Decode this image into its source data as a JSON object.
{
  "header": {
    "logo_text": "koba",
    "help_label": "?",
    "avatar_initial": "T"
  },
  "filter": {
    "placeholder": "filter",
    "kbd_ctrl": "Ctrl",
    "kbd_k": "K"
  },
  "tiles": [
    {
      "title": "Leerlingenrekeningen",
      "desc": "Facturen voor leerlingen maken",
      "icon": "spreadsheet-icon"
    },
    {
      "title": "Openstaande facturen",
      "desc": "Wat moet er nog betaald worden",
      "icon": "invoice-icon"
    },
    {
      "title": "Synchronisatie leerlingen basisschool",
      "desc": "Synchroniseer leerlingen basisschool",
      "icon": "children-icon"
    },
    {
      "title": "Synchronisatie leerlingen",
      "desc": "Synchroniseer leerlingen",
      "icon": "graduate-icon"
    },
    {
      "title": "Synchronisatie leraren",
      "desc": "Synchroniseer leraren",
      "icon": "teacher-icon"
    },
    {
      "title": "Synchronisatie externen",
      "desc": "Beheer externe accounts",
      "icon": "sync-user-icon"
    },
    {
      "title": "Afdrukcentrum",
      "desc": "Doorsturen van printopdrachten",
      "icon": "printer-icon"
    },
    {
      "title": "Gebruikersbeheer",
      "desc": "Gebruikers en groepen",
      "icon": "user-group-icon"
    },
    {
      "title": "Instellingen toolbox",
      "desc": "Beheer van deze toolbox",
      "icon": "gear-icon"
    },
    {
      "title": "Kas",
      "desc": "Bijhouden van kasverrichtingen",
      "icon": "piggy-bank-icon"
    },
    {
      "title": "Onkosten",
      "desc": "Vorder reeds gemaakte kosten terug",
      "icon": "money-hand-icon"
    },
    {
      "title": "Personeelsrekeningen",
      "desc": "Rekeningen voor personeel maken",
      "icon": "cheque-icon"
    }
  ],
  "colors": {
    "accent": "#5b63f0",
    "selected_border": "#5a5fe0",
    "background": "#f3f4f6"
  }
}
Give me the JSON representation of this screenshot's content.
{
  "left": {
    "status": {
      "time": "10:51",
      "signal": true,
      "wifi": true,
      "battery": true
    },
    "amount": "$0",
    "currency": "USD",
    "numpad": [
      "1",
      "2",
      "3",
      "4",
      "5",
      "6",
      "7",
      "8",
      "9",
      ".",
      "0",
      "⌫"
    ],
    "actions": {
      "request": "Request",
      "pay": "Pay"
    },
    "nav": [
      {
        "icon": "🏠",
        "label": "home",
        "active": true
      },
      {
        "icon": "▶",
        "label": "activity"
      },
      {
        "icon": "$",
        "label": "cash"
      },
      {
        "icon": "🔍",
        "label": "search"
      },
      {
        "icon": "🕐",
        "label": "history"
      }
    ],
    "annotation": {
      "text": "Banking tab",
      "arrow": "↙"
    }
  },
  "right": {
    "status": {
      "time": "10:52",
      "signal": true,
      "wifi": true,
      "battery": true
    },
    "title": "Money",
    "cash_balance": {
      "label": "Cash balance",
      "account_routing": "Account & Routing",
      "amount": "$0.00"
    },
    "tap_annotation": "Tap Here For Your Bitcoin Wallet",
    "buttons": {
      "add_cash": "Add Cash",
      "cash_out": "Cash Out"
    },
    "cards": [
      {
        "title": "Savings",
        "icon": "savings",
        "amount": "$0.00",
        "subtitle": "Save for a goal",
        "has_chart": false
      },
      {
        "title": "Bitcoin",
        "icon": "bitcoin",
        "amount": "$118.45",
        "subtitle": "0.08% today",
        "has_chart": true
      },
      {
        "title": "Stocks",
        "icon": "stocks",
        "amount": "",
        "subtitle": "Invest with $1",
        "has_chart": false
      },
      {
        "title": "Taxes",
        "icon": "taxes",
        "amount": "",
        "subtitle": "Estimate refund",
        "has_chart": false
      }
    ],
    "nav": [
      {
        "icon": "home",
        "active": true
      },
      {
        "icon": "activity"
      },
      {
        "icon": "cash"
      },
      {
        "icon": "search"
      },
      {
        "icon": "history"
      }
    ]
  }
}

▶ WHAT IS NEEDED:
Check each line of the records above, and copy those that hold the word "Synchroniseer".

▶ SOLUTION TO THIS PROBLEM:
      "desc": "Synchroniseer leerlingen basisschool",
      "desc": "Synchroniseer leerlingen",
      "desc": "Synchroniseer leraren",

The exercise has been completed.